I was pretty excited to go to Cuenca because I heard it was really pretty. And it was. It was prettier than Quito, hands down.
It’s a very walkable city, with lots of churches, plazas, markets, and two rivers. You can run or stroll or bike along the river, but do note – the main river that you see in town ends up splitting into two rivers, and you can end up horribly lost like me. (My first run which I was aiming to do in an hour ended up being nearly two. Ooops.)
I arrived on New Years’ Day and almost nothing was opened. I walked around to get my bearings, and took a few photos. Then I ate an okay-for-Ecuador burrito (It wasn’t terrible, but if it was New York, I wouldn’t have made any great pains to go to the same restaurant again.), caught up on email at my hostel, and went to sleep.
The next day was my wander-around-town day. I visited Museo Banco, some art, anthropology, even ruins in the backyard. Some signs are in English, but I managed reading the Spanish ones when they were lacking. Woohooo! I found a nice French café, The Black Olive, and ate a nice quiche and salad, some of the best food I had in Ecuador. I heard a lot of loud nasal American English in this café. I cringed at obnoxious comments and rudeness towards the servers, and wrote in my journal. Then I walked more about the city, stopping at a few markets to stock up on V’s birthday gifts (ha!), and ran into an American girl I had seen the night before. I ended up chatting with her and working around with her and her German friend who were both backpacking for nearly a year, but after a while, decided their mission of shopping in stinky (Seriously – one smelled like a gasoline leak!) clothing shops selling secondhand American brands (Ray always told me that people buy all the clothes from Goodwill by the Pound and sell it down at stores in South America – he’s right.), so I headed to a market, bought some plantain chips and fresh coconut, and headed back to my hostel. I ended up chatting with an English girl, Chloe, and a German guy, Ronny, and we headed up to a mirador to take photos. It was really pretty, and we got some lovely photos of Cuenca. Chloe and I made plans to go to these ruins the following day, and as our hostel was boring and we were tired, I just caught up on some email.

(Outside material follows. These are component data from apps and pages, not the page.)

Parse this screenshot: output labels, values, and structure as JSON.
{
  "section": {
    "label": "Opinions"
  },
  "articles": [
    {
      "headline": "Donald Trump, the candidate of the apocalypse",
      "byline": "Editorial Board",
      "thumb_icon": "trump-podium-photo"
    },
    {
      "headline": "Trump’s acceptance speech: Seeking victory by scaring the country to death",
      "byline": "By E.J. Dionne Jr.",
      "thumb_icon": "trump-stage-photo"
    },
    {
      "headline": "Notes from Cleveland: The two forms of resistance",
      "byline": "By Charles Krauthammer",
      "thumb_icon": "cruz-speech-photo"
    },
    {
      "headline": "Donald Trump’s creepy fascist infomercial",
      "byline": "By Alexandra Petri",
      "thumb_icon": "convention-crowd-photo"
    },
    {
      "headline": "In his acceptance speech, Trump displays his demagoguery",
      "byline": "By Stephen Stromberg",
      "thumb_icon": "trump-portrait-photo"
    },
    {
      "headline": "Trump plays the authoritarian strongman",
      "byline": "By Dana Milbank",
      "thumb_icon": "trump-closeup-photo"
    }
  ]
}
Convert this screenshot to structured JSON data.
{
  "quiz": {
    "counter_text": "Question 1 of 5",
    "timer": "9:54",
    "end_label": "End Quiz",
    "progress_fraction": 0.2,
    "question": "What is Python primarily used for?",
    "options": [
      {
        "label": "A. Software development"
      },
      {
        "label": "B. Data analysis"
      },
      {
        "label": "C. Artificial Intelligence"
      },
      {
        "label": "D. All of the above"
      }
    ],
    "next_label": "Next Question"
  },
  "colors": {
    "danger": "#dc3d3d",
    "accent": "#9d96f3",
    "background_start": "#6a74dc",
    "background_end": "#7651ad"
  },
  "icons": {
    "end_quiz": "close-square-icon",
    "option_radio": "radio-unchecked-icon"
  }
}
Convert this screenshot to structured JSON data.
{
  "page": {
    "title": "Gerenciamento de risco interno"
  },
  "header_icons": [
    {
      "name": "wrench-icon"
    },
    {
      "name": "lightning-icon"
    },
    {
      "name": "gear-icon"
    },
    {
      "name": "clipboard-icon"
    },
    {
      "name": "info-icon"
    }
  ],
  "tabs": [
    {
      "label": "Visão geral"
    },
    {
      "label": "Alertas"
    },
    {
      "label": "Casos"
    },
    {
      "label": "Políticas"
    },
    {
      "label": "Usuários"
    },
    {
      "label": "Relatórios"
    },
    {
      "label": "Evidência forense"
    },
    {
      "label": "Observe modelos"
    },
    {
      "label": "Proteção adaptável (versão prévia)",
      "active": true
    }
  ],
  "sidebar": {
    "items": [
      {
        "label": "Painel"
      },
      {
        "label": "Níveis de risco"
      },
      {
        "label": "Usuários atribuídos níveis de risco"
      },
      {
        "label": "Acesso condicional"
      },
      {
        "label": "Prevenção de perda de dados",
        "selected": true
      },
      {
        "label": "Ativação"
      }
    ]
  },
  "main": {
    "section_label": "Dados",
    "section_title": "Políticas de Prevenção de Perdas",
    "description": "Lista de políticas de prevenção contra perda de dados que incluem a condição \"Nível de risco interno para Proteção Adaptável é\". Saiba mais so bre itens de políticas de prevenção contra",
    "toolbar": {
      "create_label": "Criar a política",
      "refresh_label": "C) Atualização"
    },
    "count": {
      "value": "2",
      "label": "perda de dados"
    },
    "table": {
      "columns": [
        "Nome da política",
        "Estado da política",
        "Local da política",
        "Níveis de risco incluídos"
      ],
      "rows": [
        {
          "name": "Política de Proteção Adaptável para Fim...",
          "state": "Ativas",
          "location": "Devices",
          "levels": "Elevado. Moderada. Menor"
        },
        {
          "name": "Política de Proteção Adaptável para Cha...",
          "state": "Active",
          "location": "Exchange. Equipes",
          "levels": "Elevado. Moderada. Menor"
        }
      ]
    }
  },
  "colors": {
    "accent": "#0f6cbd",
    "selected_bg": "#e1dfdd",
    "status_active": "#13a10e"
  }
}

After I ran the next day, I came into seeing Chloe miserable. She had been throwing up all night long. She suspected improperly washed fruit. It could be so many things down here. Literally my stomach has been a wreck EVERY SINGLE DAY. Every morning I am experiencing misery. I can’t wait to go home and make the awesome tofu from Thug Kitchen. I dreaded going alone and almost chickened out, but was glad I didn’t. It’s a two hour bus ride to Ingapirca, the ruins, but a really gorgeous one – hilly, green meadows and hills and mountains and clouds dipping in. Really pretty. I read a bit, wrote a bit, and stared at the window.
The bus leaves 8:45/9, and gets there a bit before 11 a.m.; it returns to Cuenca, leaving at 1:10 p.m. – which is actually the perfect amount of time. I took a Spanish-language tour, and actually understood the vast majority of what was said. YAY! Then I wandered around the property, taking photos of stones that looked like the Inca, tortugas, etc. There were a few small shops, nothing that unique. So much of the tourist stuff is the same.
I sat next to a Brazilian guy on the bus and we conversed in Spanish. That was really nice.
I took a cab from the station to near my hostel to see an art fair. The cabbie started his meter but not his car for a while; then when we arrived at my destination, he tried to charge me a higher price than was on the meter. This led to an argument, and him calling me “gringa puta.” Lovely.
The art fair was not there, so I walked around instead. I got some cheese at the market for my bus ride snack in the morning the following day, ate at the Black Olive for dinner since I hadn’t eaten much other than cookies all day. Then I went back to the hostel, and hung around with some of the backpackers, chatting, playing Uno. We headed out for a drink and I met these awesome Canadian backpackers.
In the final morning, after a run, I got on the 8 a.m. bus to Ambato. Seven hours on a bus, and then I have to get a bus to Banos, which is another hour. Ugh. I hate all this traveling on crummy buses. Oh well, the price you pay to travel…..